Segment Open
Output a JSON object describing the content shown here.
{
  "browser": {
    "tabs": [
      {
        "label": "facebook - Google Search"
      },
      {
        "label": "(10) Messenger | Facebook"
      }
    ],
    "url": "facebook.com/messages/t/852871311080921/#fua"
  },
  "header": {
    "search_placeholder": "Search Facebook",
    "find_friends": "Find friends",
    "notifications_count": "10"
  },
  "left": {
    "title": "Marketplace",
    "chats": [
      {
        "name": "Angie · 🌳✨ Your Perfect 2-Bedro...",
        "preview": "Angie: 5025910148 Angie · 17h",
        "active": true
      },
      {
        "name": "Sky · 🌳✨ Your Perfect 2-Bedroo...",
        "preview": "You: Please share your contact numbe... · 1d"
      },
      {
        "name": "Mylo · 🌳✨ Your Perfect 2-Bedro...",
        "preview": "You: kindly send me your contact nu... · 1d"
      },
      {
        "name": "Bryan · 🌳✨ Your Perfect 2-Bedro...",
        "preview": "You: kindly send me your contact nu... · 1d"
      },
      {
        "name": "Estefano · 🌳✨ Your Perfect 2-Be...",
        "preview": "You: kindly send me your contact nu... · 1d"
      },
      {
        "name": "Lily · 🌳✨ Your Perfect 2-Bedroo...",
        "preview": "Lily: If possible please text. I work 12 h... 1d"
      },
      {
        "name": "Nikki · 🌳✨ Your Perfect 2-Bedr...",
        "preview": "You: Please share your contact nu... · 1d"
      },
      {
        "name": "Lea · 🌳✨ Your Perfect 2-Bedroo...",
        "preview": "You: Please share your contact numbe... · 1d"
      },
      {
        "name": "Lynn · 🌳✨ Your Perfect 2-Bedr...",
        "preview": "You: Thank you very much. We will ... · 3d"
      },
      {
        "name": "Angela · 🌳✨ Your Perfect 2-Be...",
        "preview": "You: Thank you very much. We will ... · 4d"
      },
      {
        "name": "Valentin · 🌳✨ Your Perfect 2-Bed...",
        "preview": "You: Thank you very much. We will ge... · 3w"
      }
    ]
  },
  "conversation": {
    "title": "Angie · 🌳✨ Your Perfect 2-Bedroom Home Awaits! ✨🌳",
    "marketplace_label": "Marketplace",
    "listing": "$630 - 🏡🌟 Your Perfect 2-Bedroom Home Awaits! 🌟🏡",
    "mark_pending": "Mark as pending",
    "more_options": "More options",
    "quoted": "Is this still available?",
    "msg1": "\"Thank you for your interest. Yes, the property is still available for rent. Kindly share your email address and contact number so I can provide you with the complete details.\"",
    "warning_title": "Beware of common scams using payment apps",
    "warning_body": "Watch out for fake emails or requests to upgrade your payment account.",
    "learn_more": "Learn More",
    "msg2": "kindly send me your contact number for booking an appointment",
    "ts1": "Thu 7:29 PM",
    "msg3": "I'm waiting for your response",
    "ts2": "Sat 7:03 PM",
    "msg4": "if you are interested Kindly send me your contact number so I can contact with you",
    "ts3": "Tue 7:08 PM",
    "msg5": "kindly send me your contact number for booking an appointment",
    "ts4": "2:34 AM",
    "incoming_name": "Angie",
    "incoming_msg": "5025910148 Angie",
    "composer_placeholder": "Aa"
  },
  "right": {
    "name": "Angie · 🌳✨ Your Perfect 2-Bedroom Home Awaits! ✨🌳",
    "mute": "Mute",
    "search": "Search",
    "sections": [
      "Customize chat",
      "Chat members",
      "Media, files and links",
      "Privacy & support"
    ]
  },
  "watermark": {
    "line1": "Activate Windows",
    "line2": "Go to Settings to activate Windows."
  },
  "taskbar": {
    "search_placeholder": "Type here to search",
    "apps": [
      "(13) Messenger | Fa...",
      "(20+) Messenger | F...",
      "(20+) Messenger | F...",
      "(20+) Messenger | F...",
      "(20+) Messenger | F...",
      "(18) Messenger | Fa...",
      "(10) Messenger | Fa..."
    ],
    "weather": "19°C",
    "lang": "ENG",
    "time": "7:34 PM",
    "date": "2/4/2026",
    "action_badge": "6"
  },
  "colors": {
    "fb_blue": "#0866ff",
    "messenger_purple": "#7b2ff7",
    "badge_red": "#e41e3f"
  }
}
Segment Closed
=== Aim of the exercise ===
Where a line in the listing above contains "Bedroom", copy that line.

=== Expected output ===
    "title": "Angie · 🌳✨ Your Perfect 2-Bedroom Home Awaits! ✨🌳",
    "listing": "$630 - 🏡🌟 Your Perfect 2-Bedroom Home Awaits! 🌟🏡",
    "name": "Angie · 🌳✨ Your Perfect 2-Bedroom Home Awaits! ✨🌳",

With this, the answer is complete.